Edited by Lynanne Feilen
Plastics in Converting
In the custom film extrusion business, you’ve got to be versatile. You’ve got to handle many different materials, produce a wide range of web widths and thicknesses, corona treat to high and low dyne levels, and deliver orders both big and small. And, you’ve got to do it all quickly and efficiently to stay competitive. At least that’s the way the plant manager at Atlantis Plastics, Mankato, Minn., sees it.

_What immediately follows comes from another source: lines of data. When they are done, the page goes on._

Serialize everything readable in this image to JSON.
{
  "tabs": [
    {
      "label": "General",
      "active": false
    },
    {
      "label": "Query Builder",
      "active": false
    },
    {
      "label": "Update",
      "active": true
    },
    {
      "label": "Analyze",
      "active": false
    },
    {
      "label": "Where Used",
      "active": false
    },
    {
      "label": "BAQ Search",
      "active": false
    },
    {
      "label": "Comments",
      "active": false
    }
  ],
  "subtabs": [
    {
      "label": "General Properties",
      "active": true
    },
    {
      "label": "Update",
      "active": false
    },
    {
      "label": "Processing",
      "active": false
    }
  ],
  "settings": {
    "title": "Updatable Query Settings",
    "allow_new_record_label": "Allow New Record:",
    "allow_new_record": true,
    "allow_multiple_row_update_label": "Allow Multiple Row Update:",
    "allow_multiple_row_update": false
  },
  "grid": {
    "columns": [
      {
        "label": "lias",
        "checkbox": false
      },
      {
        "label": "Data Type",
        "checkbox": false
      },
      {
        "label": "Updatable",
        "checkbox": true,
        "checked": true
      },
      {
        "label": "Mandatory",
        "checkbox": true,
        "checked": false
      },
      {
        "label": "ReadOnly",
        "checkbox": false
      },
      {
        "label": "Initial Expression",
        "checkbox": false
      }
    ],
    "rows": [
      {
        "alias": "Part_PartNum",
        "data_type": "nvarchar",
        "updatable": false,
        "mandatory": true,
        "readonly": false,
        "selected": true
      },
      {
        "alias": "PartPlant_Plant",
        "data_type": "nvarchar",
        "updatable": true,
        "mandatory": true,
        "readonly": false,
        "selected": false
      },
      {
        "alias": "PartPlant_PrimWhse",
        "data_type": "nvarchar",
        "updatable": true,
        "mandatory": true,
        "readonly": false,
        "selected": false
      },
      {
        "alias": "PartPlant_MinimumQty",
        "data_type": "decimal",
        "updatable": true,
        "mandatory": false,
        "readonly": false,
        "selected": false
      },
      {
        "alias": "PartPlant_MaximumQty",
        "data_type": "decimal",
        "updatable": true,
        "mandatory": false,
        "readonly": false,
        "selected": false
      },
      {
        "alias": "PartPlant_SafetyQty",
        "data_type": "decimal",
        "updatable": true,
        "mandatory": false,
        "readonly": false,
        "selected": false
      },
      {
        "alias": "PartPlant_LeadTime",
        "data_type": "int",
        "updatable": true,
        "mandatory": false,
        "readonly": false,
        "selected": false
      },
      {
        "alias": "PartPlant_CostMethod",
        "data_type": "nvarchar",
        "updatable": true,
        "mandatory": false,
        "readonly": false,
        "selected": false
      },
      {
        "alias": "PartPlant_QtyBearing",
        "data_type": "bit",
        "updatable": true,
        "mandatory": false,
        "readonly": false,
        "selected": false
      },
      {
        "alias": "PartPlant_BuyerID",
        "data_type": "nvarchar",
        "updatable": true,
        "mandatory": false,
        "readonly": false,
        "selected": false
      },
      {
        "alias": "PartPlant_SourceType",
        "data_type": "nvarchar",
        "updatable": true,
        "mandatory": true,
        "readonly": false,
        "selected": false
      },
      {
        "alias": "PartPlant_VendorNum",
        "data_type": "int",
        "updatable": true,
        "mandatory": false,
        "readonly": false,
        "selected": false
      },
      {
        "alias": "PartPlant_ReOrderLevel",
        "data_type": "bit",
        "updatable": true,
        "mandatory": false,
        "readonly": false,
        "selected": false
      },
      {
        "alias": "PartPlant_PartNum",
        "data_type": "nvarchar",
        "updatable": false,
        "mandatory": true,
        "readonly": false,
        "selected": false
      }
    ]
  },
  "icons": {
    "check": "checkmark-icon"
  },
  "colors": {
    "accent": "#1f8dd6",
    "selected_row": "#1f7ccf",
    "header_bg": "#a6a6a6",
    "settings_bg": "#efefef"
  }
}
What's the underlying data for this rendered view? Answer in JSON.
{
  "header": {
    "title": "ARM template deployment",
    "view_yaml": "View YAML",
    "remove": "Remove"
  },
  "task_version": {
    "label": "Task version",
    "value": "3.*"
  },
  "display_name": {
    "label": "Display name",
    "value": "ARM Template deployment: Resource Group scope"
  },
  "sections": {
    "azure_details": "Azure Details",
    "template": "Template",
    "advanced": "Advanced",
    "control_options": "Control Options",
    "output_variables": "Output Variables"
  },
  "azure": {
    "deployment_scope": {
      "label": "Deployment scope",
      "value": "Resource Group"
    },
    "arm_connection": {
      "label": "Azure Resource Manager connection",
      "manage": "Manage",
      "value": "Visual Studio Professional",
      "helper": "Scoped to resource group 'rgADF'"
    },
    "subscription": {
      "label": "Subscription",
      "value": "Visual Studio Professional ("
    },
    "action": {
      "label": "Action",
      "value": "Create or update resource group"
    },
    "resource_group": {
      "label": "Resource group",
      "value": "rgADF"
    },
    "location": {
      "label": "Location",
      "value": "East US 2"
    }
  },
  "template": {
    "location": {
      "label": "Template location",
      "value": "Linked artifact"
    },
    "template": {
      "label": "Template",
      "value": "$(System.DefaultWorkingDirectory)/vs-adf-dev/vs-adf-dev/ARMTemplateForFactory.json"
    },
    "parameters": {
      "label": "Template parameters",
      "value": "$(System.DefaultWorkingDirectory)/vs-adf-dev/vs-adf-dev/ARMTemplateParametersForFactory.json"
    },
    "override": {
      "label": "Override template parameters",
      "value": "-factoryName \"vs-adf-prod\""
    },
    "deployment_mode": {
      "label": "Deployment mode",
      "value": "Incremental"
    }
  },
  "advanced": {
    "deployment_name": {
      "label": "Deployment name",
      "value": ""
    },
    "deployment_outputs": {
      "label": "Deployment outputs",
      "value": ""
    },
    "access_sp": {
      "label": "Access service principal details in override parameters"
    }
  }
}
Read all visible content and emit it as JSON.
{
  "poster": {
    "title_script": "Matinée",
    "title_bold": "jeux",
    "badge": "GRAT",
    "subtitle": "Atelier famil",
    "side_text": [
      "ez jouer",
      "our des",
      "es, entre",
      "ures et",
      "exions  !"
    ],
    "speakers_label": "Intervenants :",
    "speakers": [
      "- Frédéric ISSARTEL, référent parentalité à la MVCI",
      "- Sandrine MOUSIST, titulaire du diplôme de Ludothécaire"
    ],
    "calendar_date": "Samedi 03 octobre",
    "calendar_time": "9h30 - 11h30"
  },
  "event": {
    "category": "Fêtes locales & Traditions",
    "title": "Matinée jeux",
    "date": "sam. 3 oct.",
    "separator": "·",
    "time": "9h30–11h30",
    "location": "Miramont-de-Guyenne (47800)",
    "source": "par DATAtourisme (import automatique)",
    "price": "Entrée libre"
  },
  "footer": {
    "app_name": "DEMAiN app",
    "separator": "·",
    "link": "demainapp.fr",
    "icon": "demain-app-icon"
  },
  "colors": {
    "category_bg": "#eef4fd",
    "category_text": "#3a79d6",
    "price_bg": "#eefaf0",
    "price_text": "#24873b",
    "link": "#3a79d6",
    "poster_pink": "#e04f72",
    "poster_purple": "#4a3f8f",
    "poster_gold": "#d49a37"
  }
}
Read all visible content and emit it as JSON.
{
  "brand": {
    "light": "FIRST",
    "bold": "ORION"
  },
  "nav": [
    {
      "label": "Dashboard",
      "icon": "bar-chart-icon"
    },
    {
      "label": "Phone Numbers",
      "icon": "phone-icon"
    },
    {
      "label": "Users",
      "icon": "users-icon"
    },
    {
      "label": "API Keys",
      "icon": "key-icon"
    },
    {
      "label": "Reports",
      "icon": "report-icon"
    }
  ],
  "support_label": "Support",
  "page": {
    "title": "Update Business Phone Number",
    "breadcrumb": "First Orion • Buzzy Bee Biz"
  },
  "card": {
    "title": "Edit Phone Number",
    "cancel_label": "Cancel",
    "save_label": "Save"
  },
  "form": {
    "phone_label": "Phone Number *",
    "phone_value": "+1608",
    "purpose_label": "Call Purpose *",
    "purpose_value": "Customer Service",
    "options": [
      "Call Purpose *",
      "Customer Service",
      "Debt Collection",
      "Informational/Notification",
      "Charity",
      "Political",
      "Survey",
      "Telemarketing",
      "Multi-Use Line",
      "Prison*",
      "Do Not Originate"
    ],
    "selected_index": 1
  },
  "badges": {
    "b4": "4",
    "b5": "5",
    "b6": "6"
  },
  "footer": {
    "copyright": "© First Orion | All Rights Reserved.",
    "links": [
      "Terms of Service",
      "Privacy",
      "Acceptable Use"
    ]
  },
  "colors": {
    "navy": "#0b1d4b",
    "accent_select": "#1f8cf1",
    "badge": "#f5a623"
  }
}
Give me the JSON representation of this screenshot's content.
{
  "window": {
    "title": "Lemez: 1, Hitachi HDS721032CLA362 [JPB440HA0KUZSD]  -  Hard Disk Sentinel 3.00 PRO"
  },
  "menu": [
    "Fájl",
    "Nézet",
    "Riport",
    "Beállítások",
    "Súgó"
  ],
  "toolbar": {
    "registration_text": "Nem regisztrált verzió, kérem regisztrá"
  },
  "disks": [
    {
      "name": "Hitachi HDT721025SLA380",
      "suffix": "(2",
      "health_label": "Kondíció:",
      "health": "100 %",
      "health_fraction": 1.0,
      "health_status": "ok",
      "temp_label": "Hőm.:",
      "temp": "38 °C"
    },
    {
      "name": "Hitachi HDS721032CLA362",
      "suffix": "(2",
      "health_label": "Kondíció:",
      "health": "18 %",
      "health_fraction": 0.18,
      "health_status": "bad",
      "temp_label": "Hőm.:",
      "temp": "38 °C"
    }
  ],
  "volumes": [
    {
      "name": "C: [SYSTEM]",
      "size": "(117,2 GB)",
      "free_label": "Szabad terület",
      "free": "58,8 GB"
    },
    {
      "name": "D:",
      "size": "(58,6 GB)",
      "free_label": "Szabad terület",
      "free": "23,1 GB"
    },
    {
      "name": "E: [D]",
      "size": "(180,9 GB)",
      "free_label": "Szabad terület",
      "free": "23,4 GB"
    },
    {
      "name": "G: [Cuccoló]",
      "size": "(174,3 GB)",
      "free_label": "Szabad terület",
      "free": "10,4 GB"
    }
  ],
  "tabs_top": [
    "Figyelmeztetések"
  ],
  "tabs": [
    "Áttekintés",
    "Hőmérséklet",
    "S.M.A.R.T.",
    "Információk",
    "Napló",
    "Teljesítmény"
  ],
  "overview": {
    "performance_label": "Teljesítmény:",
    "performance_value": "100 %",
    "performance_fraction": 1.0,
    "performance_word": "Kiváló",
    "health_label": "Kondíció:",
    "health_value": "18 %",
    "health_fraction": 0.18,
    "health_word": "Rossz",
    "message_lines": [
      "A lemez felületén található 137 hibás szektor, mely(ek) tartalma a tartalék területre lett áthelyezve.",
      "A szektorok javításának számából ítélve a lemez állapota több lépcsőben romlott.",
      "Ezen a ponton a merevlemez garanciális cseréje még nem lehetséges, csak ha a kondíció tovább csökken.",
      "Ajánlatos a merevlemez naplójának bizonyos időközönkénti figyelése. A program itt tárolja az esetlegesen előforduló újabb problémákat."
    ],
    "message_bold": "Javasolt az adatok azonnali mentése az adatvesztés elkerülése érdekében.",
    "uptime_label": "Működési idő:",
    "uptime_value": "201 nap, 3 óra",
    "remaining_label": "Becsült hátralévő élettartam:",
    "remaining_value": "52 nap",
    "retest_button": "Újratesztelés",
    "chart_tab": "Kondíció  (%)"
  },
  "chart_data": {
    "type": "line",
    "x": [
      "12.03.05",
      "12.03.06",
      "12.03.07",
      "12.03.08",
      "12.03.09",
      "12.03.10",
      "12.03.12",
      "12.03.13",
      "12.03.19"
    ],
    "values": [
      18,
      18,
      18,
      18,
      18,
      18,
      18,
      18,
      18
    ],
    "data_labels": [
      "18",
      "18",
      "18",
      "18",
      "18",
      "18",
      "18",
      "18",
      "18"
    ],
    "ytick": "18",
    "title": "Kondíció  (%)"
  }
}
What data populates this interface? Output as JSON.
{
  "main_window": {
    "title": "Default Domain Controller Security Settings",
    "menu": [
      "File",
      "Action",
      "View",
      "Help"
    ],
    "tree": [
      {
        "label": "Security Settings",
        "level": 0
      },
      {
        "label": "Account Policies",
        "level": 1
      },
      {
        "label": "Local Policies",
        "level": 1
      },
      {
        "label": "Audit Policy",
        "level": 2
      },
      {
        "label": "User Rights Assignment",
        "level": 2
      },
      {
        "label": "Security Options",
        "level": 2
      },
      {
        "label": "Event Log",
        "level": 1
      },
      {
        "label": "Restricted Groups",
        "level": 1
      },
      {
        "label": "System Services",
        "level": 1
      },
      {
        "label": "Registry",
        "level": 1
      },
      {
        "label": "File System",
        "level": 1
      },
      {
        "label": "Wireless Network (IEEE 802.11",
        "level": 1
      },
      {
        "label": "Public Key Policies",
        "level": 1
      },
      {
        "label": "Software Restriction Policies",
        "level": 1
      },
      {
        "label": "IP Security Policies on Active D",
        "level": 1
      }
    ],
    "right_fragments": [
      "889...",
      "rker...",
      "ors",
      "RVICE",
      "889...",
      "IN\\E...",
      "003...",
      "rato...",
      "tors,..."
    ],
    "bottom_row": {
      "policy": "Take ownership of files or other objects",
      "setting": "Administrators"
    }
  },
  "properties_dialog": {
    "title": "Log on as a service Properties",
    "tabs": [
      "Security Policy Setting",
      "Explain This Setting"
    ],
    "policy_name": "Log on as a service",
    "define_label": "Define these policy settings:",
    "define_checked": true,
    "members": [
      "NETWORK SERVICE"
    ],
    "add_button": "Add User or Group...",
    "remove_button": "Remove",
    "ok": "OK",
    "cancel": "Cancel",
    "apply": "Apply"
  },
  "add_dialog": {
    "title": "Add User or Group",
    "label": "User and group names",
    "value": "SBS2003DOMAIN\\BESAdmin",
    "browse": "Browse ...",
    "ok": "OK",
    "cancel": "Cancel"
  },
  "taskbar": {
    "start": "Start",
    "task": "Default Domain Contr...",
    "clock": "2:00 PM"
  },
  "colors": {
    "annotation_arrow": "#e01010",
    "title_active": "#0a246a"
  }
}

Atlantis produces blown and cast film roll stock for applications such as packaging, masking, agricultural, lamination, graphics and consumer products. Atlantis can produce film widths from 12 in. to nearly 10 times that. Film thickness is anywhere from 0.020 in. down to 0.00045 in. Materials run the gamut from low, medium and high-density polyethylene to linear low-density PE to polypropylene and ethylene vinyl acetate. “The list of what we don’t do is real short,” says Trapp. With as much flexibility as Atlantis is required to show its customers, the company demands a lot of flexibility from its corona treaters.
Trapp expects the new treaters from Corotec Corp. will increase production by 20 percent on applications requiring high treatment levels. The system was specifically designed to provide almost instant width and treatment level changeovers.
You’d expect the need for versatility to present a challenge to a film producer. Changes in the extruder and die setup, adjustments in the tower, winder and other downstream operations, all need to be made quickly and efficiently. But also consider how these changes might affect the setup and operation of the corona treater. Naturally, if the job requires a higher or lower treatment level, the energy input settings need to be adjusted. And a wider or narrower web width, or thicker or thinner film, necessitates adjustment, too. As line speeds increase, the time the film is in the treater decreases, and you need to compensate with higher power levels. “We treat to higher levels than a lot of companies to begin with,” Trapp says. “Often, we’re way above the 38 to 44-dyne range that most people think is normal, because our customers do a lot of bonding and lamination, which require those high levels. Then, we’re just as likely to run the next job at under 38 dynes, ..exactly the opposite end of the spectrum. We sometimes run extremely thin gauges, too, at very high speeds. So, we need our treater to be flexible.” To answer the flexibility challenge, some treater suppliers recommend installing multiple treating stations on a single blown-film line. Then, they can be brought on-line as necessary to provide the different energy levels, widths, etc. To Trapp, though, it’s very simple: “When you are a custom film producer, doing multiple orders per day, it can’t take you hours to change over your treater. It’s got to be quick.”
Complex system is simpler
Initially, Trapp says, Atlantis wanted a system that would allow it to install or remove electrodes, as required, to control treatment density or to alter the width of the treatment area. And, they wanted to be able to flip electrodes around so that they could treat the underside of the web. What Corotec developed for Atlantis, however; was more complex, and, at the same time, simpler. The system installed at Atlantis is a double-sided treater with eight separate electrodes-four on each side of the web. Any of the electrodes can be energized independently of the others to alter the treatment density or treatment area. To make they system as user friendly as possible, all changes and adjustments to the location and number of operating electrodes can be made with a flip of a switch at a central, floor-level control panel. “Almost anything you might want to do, you can do with this one treating station,” Trapp says. “In terms of capability and flexibility, I’m not aware of another system out there like this one. We are the prototype.” Generally, there’s not one thing that increases output, says Trapp. “Usually, there’s a whole range of factors. But in this case, we’re doing one thing that will increase productivity by 20 percent on high-treat film.”